Boulder, CO, Oct. 10, 2001--Ever since the first humans made it down a snowy mountainside on a pair of skis, skiers have dreaded the off-season. Now, thanks to the Indo Board, skiers have a way to keep their coordination skills from getting as rusty as the edges of skis in the garage.
Envisioned by the company's founder as a way to practice surfing on dry land, the Indo Board is not as easy to ride as it looks. In fact, teenage surfer Hunter Joslin landed hard on his back when trying to balance himself on the first prototype in 1965. Indo Board's web site claims that most people can learn the basics in about fifteen minutes. I wasn't part of that average group.
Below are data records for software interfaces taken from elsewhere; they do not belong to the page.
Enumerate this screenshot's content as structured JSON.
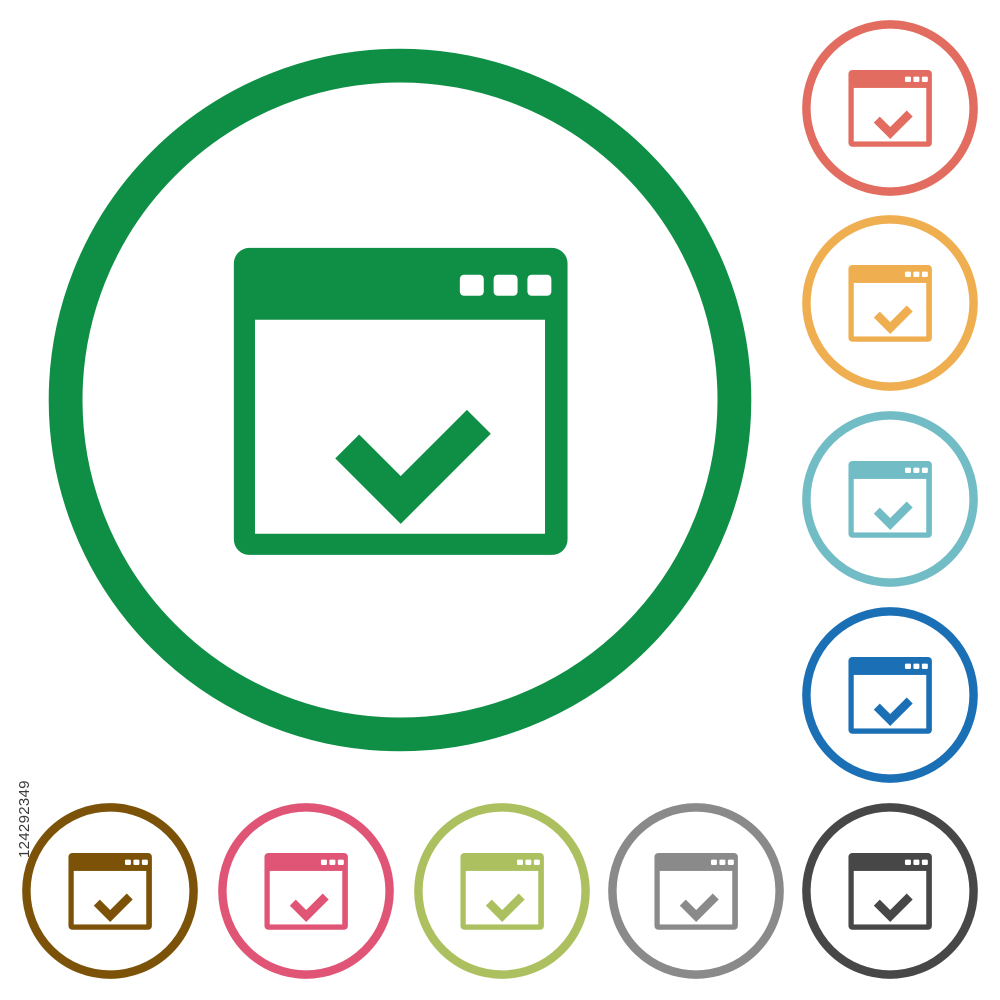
{
  "stock_id": "124292349",
  "icons": {
    "main": {
      "name": "application-ok-icon",
      "color": "#0e8f45"
    },
    "red": {
      "name": "application-ok-icon",
      "color": "#e26c5f"
    },
    "orange": {
      "name": "application-ok-icon",
      "color": "#efae4f"
    },
    "teal": {
      "name": "application-ok-icon",
      "color": "#72bcc6"
    },
    "blue": {
      "name": "application-ok-icon",
      "color": "#1a6fb5"
    },
    "brown": {
      "name": "application-ok-icon",
      "color": "#7b5208"
    },
    "pink": {
      "name": "application-ok-icon",
      "color": "#e05576"
    },
    "olive": {
      "name": "application-ok-icon",
      "color": "#acc05f"
    },
    "gray": {
      "name": "application-ok-icon",
      "color": "#8a8a8a"
    },
    "dark": {
      "name": "application-ok-icon",
      "color": "#474747"
    }
  }
}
Perhaps I failed to heed the manufacture's warnings--I had neither a spotter to help me learn how to keep my balance on the board, nor a six-foot area to ride in. When I slipped off the board I hit the floor with my rib cage and only narrowly missed the corner of my desk. Later, (with the help of a spotter and thicker carpet to help control the speed of the roller) I was able to at least maintain balance and feel my quads start to burn.
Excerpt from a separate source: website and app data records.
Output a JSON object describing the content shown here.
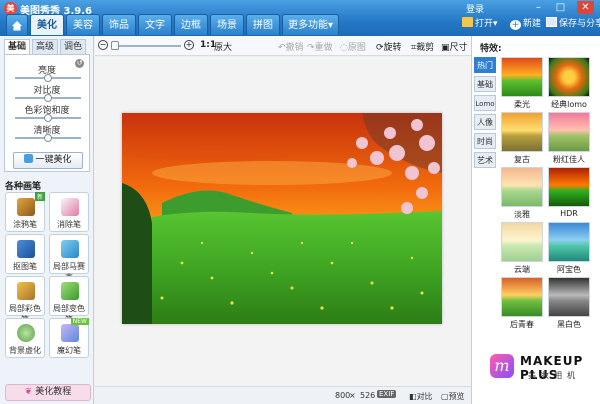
{
  "app": {
    "title": "美图秀秀 3.9.6",
    "login": "登录"
  },
  "window": {
    "minimize": "–",
    "maximize": "□",
    "close": "✕"
  },
  "nav": {
    "home_icon": "home-icon",
    "tabs": [
      "美化",
      "美容",
      "饰品",
      "文字",
      "边框",
      "场景",
      "拼图"
    ],
    "more": "更多功能▾",
    "open": "打开▾",
    "new": "新建",
    "save": "保存与分享"
  },
  "left": {
    "tabs": [
      "基础",
      "高级",
      "调色"
    ],
    "sliders": [
      {
        "label": "亮度",
        "value": 0.5
      },
      {
        "label": "对比度",
        "value": 0.5
      },
      {
        "label": "色彩饱和度",
        "value": 0.5
      },
      {
        "label": "清晰度",
        "value": 0.5
      }
    ],
    "auto_button": "一键美化",
    "section": "各种画笔",
    "tools": [
      {
        "label": "涂鸦笔",
        "badge": "新"
      },
      {
        "label": "消除笔",
        "badge": ""
      },
      {
        "label": "抠图笔",
        "badge": ""
      },
      {
        "label": "局部马赛克",
        "badge": ""
      },
      {
        "label": "局部彩色笔",
        "badge": ""
      },
      {
        "label": "局部变色笔",
        "badge": ""
      },
      {
        "label": "背景虚化",
        "badge": ""
      },
      {
        "label": "魔幻笔",
        "badge": "NEW"
      }
    ],
    "tutorial": "美化教程"
  },
  "toolbar": {
    "zoom_ratio": "1:1",
    "original_size": "原大",
    "undo": "撤销",
    "redo": "重做",
    "original": "原图",
    "rotate": "旋转",
    "crop": "裁剪",
    "resize": "尺寸"
  },
  "status": {
    "width": "800",
    "times": "×",
    "height": "526",
    "exif": "EXIF",
    "compare": "对比",
    "preview": "预览"
  },
  "right": {
    "title": "特效:",
    "categories": [
      "热门",
      "基础",
      "Lomo",
      "人像",
      "时尚",
      "艺术"
    ],
    "effects": [
      {
        "label": "柔光",
        "tone": "warm"
      },
      {
        "label": "经典lomo",
        "tone": "lomo"
      },
      {
        "label": "复古",
        "tone": "retro"
      },
      {
        "label": "粉红佳人",
        "tone": "pink"
      },
      {
        "label": "淡雅",
        "tone": "soft"
      },
      {
        "label": "HDR",
        "tone": "hdr"
      },
      {
        "label": "云端",
        "tone": "cloud"
      },
      {
        "label": "阿宝色",
        "tone": "abao"
      },
      {
        "label": "后青春",
        "tone": "youth"
      },
      {
        "label": "黑白色",
        "tone": "bw"
      }
    ],
    "brand": {
      "name": "MAKEUP PLUS",
      "sub": "美妆相机",
      "logo_letter": "m"
    }
  }
}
This fun training tool that can humble the most accomplished skiers. Wakeboarders, skateboarders, surfers, and snowboarders fair best on the board. The web site claims the board is a valuable tool for everything from field hockey to water-skiing.
The Indo Board comes in a number of variations. I tried the Original Indo Board, but other designs include the Pro and Kicktail models for pro riders to hone their grab and ollieing skills. For an extra ten bucks the Original Indo Board is available with black, green, blue, and orange graphics.
Original Indo Board
Contact: 321.724.6823, www.indoboards.com